Exercise brief: Report each line of the entries below that includes "form".

Data:
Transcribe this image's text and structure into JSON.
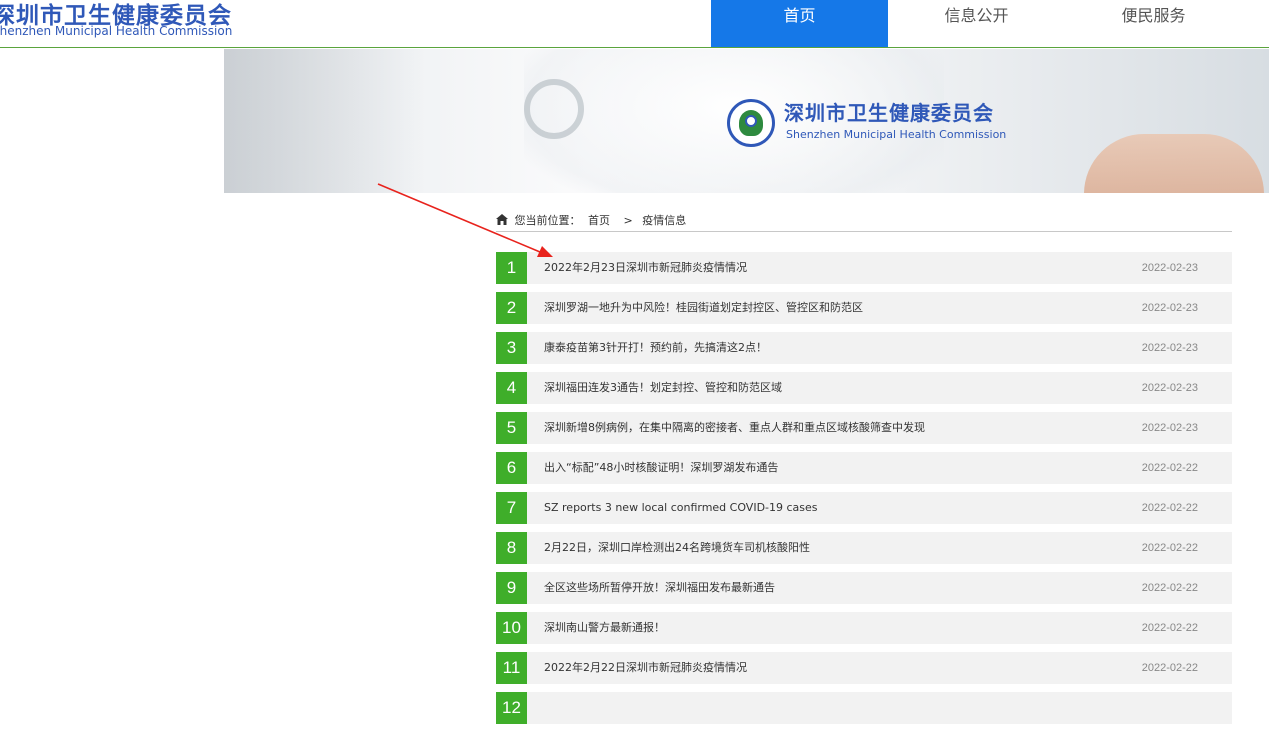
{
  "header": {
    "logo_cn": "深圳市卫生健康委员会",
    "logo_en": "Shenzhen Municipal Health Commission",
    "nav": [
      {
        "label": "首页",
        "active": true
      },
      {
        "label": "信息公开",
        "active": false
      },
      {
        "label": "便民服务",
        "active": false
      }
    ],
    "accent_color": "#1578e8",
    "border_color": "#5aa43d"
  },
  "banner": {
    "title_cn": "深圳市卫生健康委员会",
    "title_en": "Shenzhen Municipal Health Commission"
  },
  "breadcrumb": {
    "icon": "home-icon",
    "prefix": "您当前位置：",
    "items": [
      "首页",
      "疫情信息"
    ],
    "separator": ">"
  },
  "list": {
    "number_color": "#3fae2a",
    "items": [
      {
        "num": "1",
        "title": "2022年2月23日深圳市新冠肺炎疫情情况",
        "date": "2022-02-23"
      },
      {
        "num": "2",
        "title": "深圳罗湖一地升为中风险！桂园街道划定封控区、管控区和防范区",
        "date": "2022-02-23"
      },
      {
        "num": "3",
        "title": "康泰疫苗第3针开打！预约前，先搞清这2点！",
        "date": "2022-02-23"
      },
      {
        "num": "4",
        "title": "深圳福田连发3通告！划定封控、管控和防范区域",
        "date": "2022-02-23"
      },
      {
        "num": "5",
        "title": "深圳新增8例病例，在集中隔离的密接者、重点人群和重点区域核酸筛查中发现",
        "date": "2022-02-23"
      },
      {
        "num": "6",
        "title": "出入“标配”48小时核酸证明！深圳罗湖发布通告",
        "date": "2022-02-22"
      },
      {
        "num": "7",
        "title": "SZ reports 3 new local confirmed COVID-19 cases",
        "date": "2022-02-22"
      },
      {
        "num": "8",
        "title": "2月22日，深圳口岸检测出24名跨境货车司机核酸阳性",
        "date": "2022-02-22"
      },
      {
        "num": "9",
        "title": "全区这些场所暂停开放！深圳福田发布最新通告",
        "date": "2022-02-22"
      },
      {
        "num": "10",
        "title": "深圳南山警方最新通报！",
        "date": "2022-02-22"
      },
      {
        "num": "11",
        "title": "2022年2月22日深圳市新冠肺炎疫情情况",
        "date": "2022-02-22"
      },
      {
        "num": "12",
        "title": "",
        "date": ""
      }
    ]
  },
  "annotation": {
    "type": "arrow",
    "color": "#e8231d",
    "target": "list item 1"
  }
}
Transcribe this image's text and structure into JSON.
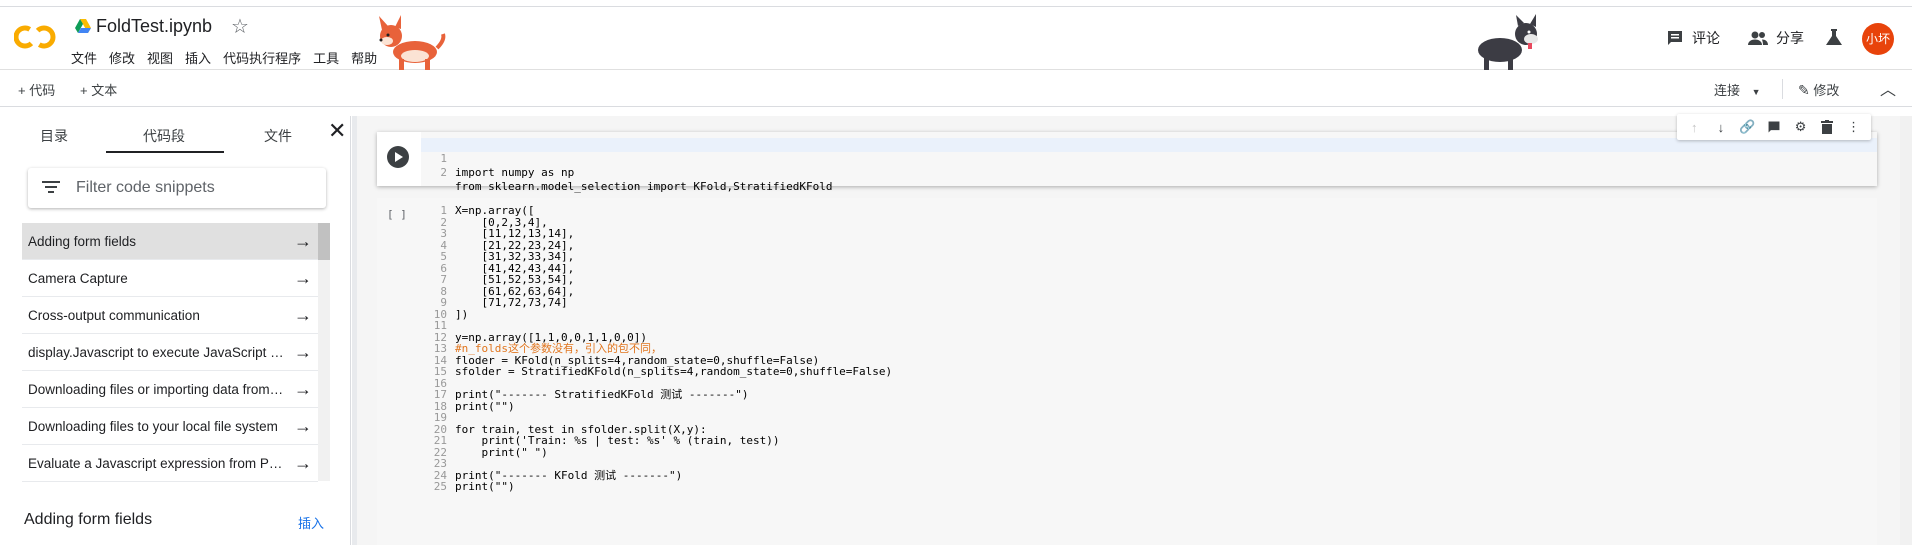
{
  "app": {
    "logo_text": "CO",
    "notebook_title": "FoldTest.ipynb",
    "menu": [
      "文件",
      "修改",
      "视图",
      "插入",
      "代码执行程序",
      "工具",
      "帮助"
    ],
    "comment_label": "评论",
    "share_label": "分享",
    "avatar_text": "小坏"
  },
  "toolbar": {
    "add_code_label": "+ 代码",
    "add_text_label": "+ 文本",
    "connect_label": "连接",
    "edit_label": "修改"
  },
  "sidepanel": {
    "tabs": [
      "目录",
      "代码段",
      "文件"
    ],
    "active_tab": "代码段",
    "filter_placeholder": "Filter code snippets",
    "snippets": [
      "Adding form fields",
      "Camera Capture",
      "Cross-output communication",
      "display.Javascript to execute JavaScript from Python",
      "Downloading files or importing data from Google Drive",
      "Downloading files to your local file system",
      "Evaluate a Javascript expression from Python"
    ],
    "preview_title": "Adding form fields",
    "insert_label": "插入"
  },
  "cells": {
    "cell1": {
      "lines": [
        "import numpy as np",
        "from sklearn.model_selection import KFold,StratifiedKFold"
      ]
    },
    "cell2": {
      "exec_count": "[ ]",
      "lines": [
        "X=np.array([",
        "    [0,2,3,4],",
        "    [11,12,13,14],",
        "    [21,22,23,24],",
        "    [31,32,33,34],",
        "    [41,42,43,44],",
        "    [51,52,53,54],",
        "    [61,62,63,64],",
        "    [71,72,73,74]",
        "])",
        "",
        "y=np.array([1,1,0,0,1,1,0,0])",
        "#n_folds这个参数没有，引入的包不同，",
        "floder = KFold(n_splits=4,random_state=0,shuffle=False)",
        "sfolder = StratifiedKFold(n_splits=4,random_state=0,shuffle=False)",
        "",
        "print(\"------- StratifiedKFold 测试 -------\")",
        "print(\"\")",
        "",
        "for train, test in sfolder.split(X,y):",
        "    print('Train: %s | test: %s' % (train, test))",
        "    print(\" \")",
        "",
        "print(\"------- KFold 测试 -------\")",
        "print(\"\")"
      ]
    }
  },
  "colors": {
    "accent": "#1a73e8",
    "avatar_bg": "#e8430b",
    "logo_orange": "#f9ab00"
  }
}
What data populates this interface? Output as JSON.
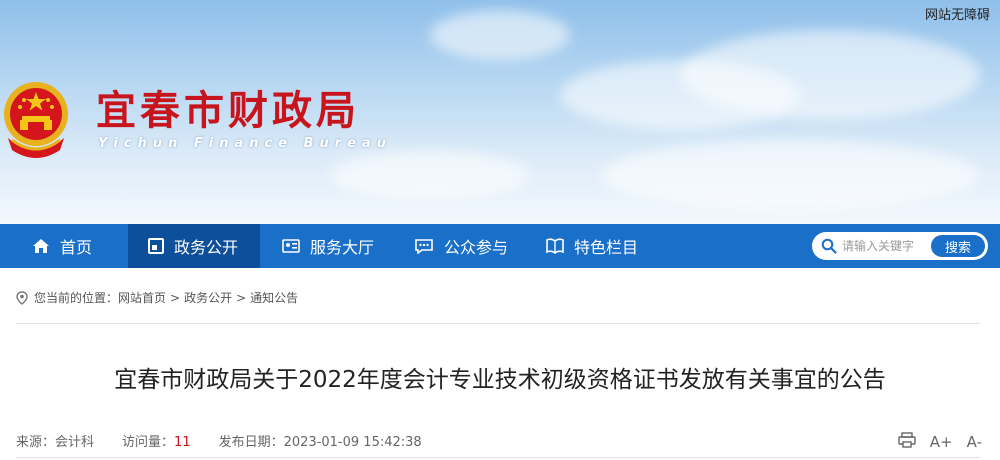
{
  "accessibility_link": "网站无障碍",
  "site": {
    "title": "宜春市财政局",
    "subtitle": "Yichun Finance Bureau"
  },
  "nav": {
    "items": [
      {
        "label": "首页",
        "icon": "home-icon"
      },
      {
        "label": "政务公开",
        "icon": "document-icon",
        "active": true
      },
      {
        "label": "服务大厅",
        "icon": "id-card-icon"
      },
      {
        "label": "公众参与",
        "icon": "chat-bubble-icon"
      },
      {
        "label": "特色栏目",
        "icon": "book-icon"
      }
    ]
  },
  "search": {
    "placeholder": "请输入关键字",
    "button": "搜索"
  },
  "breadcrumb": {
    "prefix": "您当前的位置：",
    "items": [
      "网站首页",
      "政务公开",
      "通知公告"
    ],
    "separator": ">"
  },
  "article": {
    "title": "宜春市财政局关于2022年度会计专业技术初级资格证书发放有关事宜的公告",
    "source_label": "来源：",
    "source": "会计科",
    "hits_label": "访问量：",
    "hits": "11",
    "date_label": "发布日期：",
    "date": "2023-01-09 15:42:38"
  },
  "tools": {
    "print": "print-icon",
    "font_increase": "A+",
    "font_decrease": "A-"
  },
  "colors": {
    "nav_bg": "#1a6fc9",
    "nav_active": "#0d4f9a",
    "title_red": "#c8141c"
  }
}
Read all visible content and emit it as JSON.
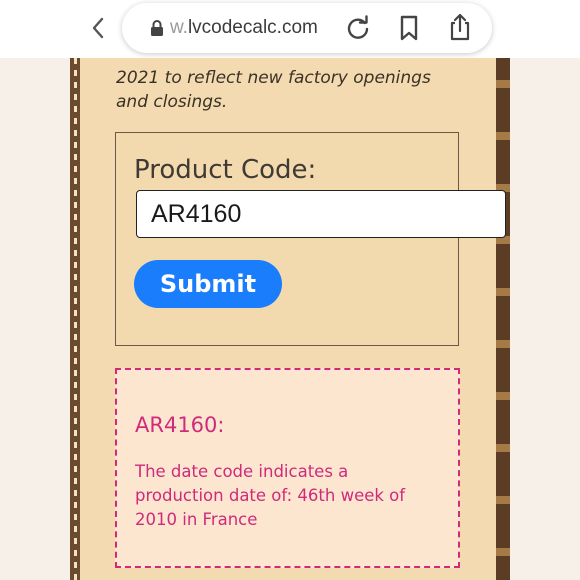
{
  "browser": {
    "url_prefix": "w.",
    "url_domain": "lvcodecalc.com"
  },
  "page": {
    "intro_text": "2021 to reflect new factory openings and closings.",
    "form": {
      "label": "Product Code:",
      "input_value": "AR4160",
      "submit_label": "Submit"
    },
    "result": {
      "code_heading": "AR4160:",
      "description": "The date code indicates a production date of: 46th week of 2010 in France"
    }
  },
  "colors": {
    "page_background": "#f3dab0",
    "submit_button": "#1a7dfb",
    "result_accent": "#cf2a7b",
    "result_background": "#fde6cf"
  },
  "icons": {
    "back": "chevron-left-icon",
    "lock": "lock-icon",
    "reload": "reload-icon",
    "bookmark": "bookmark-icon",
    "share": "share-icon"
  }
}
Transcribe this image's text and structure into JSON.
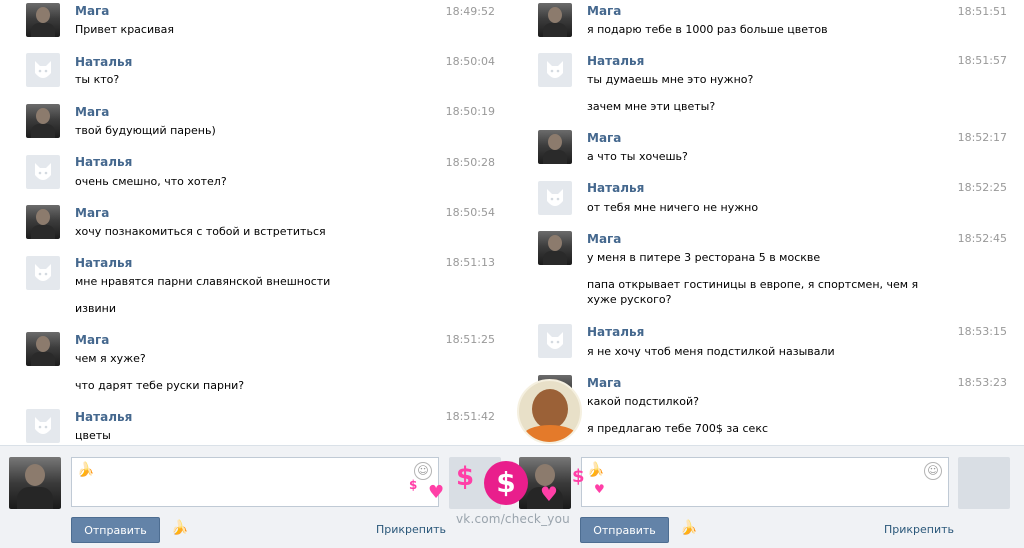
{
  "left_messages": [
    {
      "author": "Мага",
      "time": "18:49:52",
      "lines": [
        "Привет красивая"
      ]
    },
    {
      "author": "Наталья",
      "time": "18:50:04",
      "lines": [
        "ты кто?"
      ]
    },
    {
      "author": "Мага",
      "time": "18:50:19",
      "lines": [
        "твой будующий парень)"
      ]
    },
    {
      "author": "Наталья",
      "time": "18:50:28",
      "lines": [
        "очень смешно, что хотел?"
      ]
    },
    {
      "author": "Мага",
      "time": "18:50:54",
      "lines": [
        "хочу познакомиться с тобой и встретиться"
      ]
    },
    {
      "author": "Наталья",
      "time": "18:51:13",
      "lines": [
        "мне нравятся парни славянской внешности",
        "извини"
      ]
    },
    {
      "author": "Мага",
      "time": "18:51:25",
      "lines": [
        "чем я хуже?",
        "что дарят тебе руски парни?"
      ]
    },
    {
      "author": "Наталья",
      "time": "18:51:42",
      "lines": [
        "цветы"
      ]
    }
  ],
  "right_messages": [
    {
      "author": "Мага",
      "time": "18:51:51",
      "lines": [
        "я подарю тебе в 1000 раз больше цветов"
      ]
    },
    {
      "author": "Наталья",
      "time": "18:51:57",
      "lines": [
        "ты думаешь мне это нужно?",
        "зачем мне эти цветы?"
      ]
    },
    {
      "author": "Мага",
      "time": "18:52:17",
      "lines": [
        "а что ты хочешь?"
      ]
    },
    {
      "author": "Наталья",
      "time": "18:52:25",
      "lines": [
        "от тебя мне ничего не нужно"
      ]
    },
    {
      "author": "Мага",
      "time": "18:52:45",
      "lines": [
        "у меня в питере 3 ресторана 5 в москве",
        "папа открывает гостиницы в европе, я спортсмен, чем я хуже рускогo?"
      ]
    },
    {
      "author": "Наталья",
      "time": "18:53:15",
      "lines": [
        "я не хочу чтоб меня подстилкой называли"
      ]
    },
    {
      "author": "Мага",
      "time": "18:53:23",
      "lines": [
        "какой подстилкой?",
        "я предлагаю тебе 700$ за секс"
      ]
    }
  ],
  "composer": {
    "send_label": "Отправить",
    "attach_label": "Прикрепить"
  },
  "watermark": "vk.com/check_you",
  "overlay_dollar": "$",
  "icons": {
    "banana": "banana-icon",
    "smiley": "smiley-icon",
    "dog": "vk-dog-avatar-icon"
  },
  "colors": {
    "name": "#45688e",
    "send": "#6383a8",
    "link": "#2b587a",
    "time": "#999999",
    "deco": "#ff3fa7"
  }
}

Task response:
      "Adding form fields",
    "preview_title": "Adding form fields",
    "form": {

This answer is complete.